A fishing spider (Trechaleidae) named Cupiennius getazi belongs to the family of cupids. The basic color of the species is orange, which is different from the other species of the genus.

Cupiennius getazi banana spider

Cupiennius getazi size and features

Female Cupiennius getazi can grow up to 38 millimeters in length and males can grow up to 26 millimeters. One of their legs spans over 100 millimeters. Two of their legs have orange stains. Its ventral side is black and its opisthosomal side is white. If that's the case, the same can be said for its underside. Also on the female's prosoma and opisthosoma are central stripes. There is a brownish spot in the middle of the prosoma, but on the opisthosoma there is an orange hue to the stripe. The middle has a lighter hue. 
Cupiennius coccineus, Cupiennius chiapanensis , and the large wandering spider ( C. salei ) are reliably distinguishable from other, larger species in the genus Cupiennius based on their coloration characteristics. Its sternum (Coxae) is always dark, but its hips (sternum) are mostly dark. Cupiennus salei has dark ringing around the femora, while Cupiennius chiapanensis has only dark spots on its underside.
Several comb spider species ( Ctenidae ), including dangerous representatives of the genus Phoneutria, resemble Cupiennius getazi. There have often been confusions between them, even among experienced American arachnologists, when "banana spiders" (which are imported from Central America to the USA) are displayed.

Cupiennius getazi occurrence

Cupiennius getazi lives in the Costa Rican and Panamanian rainforests.

Cupiennius getazi way of life 

Cupiennius getazi is principally nocturnal and hides in dark crevices between leaf bases in bromeliads and banana leaves. During the day, it hides in the leaf ports of the plants. In addition, many neighboring leaves can be spun together with silk to form nooks. It is most commonly found on plants with Cupiennius coccineus . Nighttime hunting primarily involves various prey animals, such as other arthropods and smaller vertebrates, such as reptiles and amphibians.

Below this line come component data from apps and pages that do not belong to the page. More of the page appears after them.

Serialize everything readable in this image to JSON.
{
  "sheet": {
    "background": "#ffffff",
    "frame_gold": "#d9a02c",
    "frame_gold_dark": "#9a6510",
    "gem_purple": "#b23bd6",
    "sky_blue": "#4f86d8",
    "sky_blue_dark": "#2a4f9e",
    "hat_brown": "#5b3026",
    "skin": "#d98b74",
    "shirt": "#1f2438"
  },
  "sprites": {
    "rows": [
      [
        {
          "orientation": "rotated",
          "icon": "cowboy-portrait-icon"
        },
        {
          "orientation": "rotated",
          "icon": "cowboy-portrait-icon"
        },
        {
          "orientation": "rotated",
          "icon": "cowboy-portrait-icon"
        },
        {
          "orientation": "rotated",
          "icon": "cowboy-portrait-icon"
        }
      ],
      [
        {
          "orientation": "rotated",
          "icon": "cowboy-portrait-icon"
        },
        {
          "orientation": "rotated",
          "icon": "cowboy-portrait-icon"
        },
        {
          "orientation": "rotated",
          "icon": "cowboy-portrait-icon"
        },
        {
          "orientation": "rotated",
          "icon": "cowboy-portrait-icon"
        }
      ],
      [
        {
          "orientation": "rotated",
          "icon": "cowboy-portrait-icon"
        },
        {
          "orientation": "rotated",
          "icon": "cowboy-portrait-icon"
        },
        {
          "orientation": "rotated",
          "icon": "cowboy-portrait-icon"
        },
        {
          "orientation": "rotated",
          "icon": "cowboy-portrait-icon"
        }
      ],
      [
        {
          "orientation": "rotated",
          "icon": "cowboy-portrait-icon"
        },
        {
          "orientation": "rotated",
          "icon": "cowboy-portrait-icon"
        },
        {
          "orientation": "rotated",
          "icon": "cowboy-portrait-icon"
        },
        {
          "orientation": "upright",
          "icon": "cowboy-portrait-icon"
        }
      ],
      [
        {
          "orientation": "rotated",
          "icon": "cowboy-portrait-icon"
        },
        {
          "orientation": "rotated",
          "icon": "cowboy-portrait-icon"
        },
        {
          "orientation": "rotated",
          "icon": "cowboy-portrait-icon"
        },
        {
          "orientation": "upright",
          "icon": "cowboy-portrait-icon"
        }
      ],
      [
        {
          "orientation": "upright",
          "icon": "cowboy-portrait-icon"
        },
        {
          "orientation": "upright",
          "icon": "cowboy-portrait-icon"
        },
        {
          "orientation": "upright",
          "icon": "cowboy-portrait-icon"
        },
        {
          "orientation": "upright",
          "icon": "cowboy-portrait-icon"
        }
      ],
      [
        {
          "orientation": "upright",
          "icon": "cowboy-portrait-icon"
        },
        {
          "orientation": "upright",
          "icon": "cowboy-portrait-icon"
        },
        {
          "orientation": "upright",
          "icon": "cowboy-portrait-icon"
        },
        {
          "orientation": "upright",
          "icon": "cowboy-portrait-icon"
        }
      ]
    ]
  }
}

Cupiennius getazi Reproduction

Like other representatives of the genus, Cupiennius getazi reproduces in a similar manner. In sexually mature females, pheromone-containing spider threads are used to attract males. When a male detects the presence of pheromones from a female, he begins to ruminate on his pedipalps and shake his opisthosoma, which has resemblance to a courtship dance. It can take several hours to complete the courtship. A female responds to the male's mating request by shaking the opisthosoma and bringing him closer to her. When mating, males rise on the back of their respective females and alternately insert their bulbs into their spermatheque. A female's opisthosoma will swell up to three weeks later due to eggs that are maturing, and she will become more hungry. When the female lays an egg cocoon, it will be white, sphere-shaped and relatively large. In a few weeks, hundreds of new spiders hatch from a cocoon that was attached to a "safety net" by the female. Three cocoons are produced by the female. The process is repeated several times. There is no brood care. Spiderlings mature after several months. Compared to males, females may live up to two years.

Cupiennius getazi Terrarium

Cupiennius getazi enjoys a certain amount of popularity as a terrarium animal , as do some other species in the genus. The keeper must, however, simulate the spider's natural habitat (rainforest) as closely as possible while also observing the spider's high speeds. Also read : breaking hindi news India